Hewlett-Packard Co (HP) is considering axing as many as 25,000 jobs — or 8 percent of its workforce — to reduce costs and help the company contend with ebbing demand for computers and services, sources briefed on the plans said.
The number to be cut includes 10,000 to 15,000 from HP’s enterprise services group, which sells a range of information--technology services and has been beset by declining profitability, said the sources who asked not to be identified because the plans are not final and may change.
Meg Whitman, chief -executive officer since September last year, is seeking to reverse the growth slump that led to the ousting of her predecessor, Leo Apotheker. The company’s PC sales are dropping as consumers move in favor of tablets, such as Apple Inc’s iPad, and the firm has been slow to adapt to the shift toward cloud computing, away from the IT services which HP provides.
“Hewlett-Packard could make the difficult decision of announcing a workforce reduction,” Brian Marshall, an analyst at ISI Group, wrote in a research note earlier this month. This “would enable investments in strategic, higher-growth areas,” he said.
Eliminating 18,000 jobs could result in savings of about US$1.2 billion and add US$ 0.5 to annual per-share earnings, he said.
Michael Thacker, a spokesman for California-based HP, declined to comment.
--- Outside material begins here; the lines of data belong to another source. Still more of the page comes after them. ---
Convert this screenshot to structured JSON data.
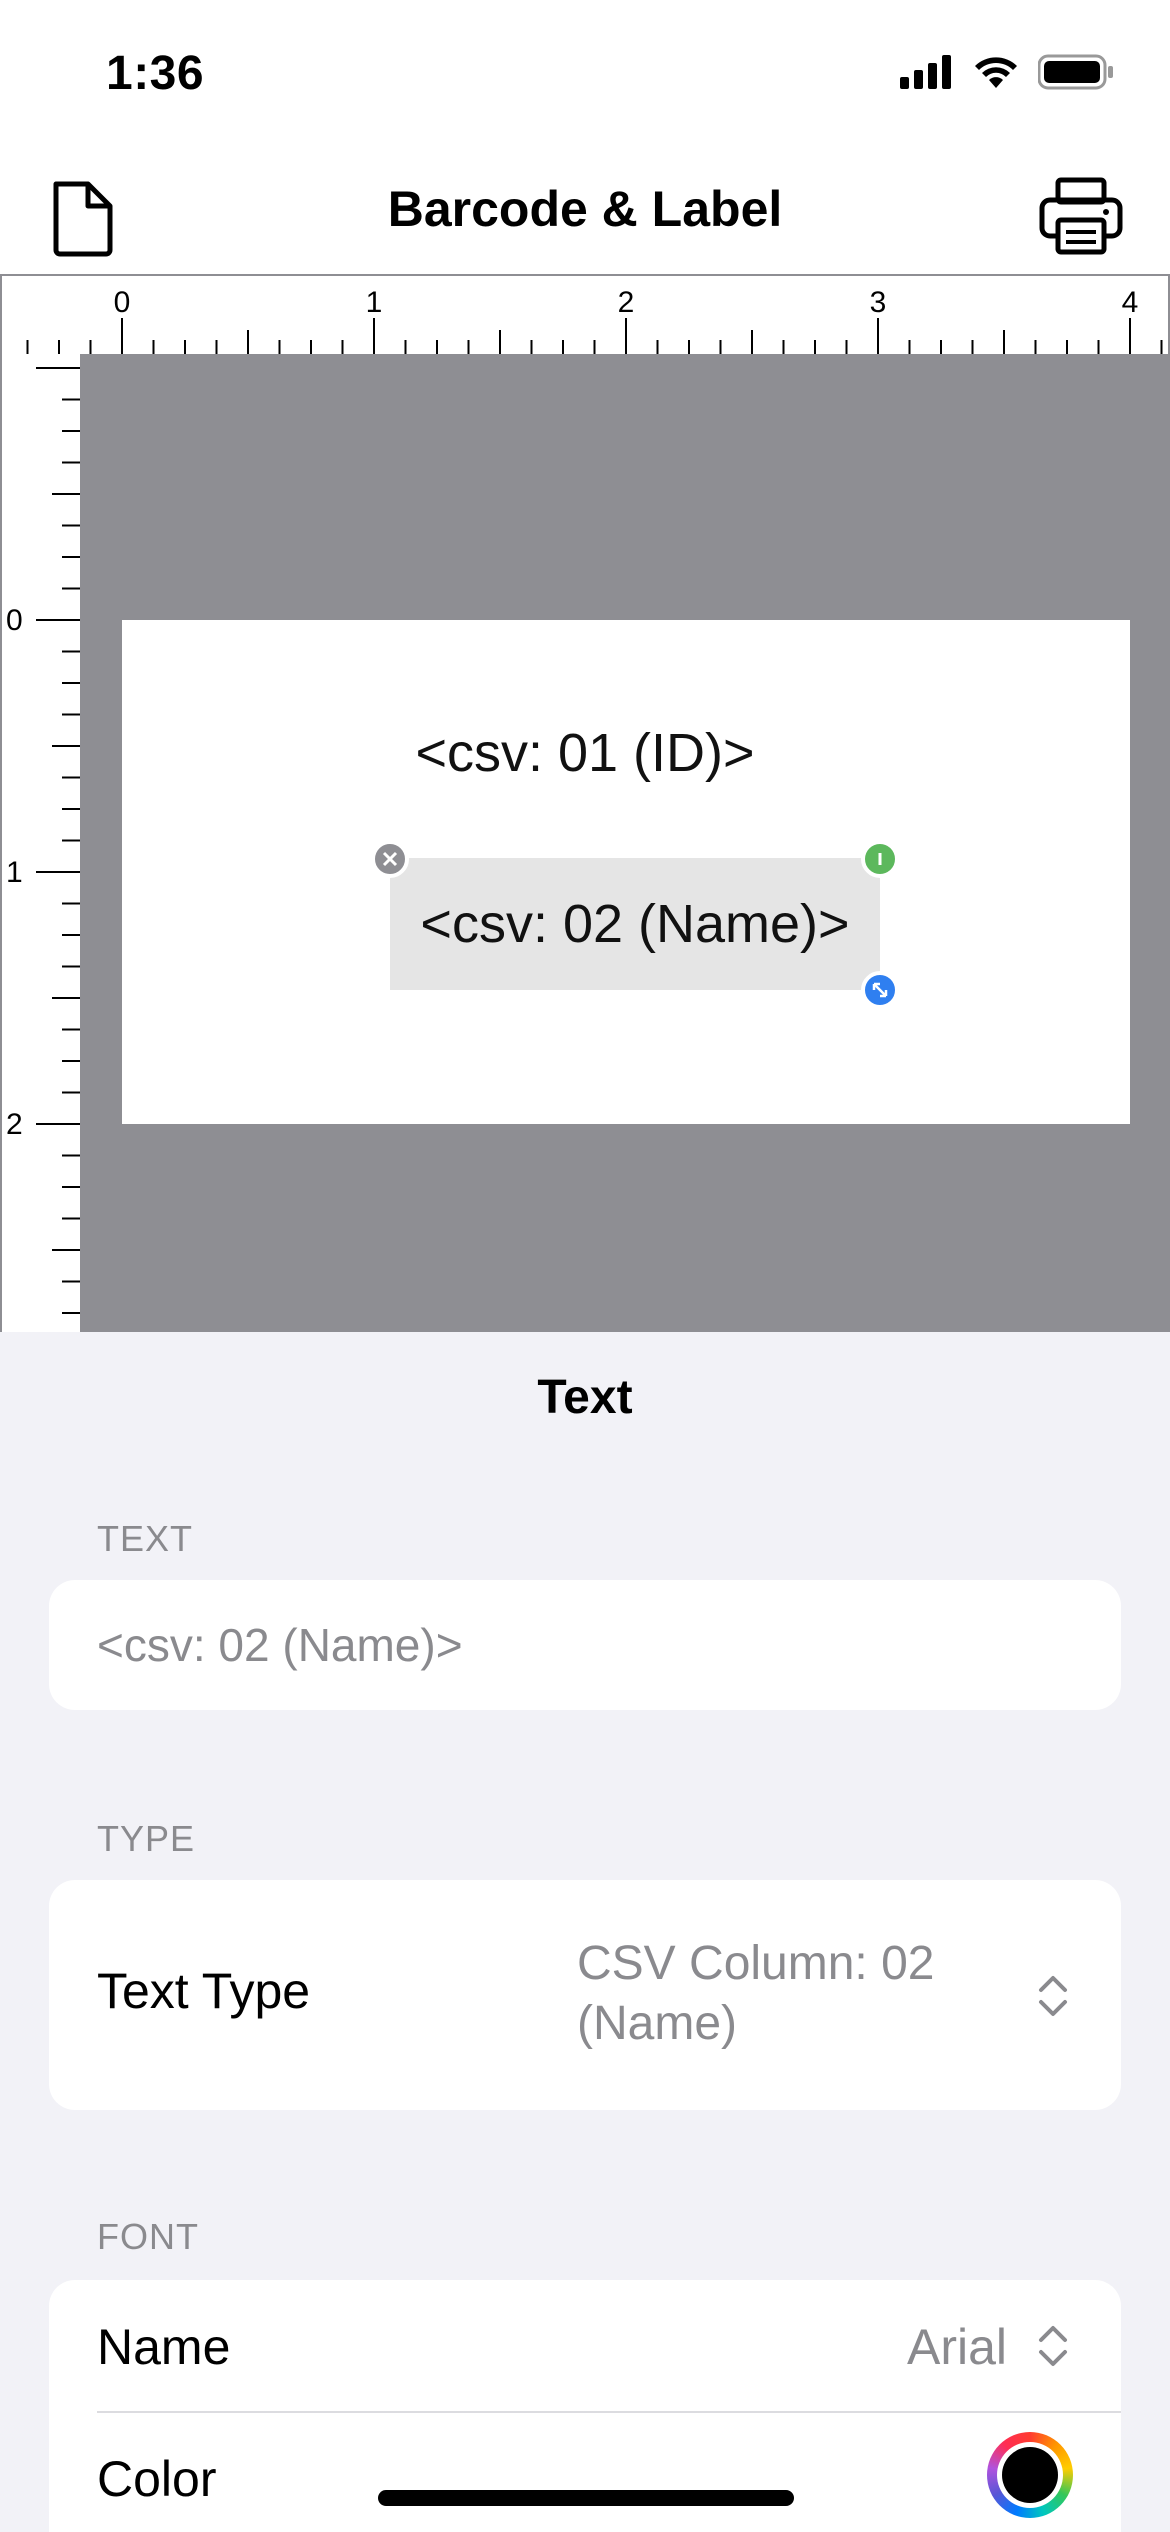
{
  "status_bar": {
    "time": "1:36"
  },
  "nav": {
    "title": "Barcode & Label",
    "left_icon": "document-icon",
    "right_icon": "printer-icon"
  },
  "ruler": {
    "top_labels": [
      "0",
      "1",
      "2",
      "3",
      "4"
    ],
    "left_labels": [
      "0",
      "1",
      "2"
    ]
  },
  "canvas": {
    "label_items": [
      {
        "text": "<csv: 01 (ID)>"
      },
      {
        "text": "<csv: 02 (Name)>",
        "selected": true
      }
    ],
    "colors": {
      "canvas_bg": "#8e8e93",
      "selection_bg": "#e5e5e5",
      "info_handle": "#5cb85c",
      "resize_handle": "#2f7ff0"
    }
  },
  "sheet": {
    "title": "Text",
    "text_section": {
      "header": "TEXT",
      "placeholder": "<csv: 02 (Name)>"
    },
    "type_section": {
      "header": "TYPE",
      "label": "Text Type",
      "value": "CSV Column: 02 (Name)"
    },
    "font_section": {
      "header": "FONT",
      "name_label": "Name",
      "name_value": "Arial",
      "color_label": "Color",
      "color_value": "#000000"
    }
  }
}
Shares in the firm rose to as high as US$22.27 after Bloomberg reported the changes and gained US$0.03 to US$22.06 at the close in New York. The stock has so far dropped 14 percent this year.
Some of the cuts to the global operator’s workforce of 324,600 may come through early retirement packages, the sources said, and added that it may offer early retirement to several thousand people.
The overall reduction and additional cost savings throughout the company could result in savings that reach billions of dollars, one person said.
HP, the world’s largest maker of PCs and printers, is working with management consulting firm McKinsey & Co to draw up the job cuts plan.
Whitman, former chief executive officer of EBay Inc, said in March that she would combine the PC and printing divisions, ending deliberations to spin off the PC unit. She has also said she would step up investment in research and development and take steps to shore up HP’s balance sheet.
Besides tussling with Apple, HP is also vying with companies including IBM Corp, Oracle Corp and Cisco Systems Inc in the market for hardware, software and services for large corporations.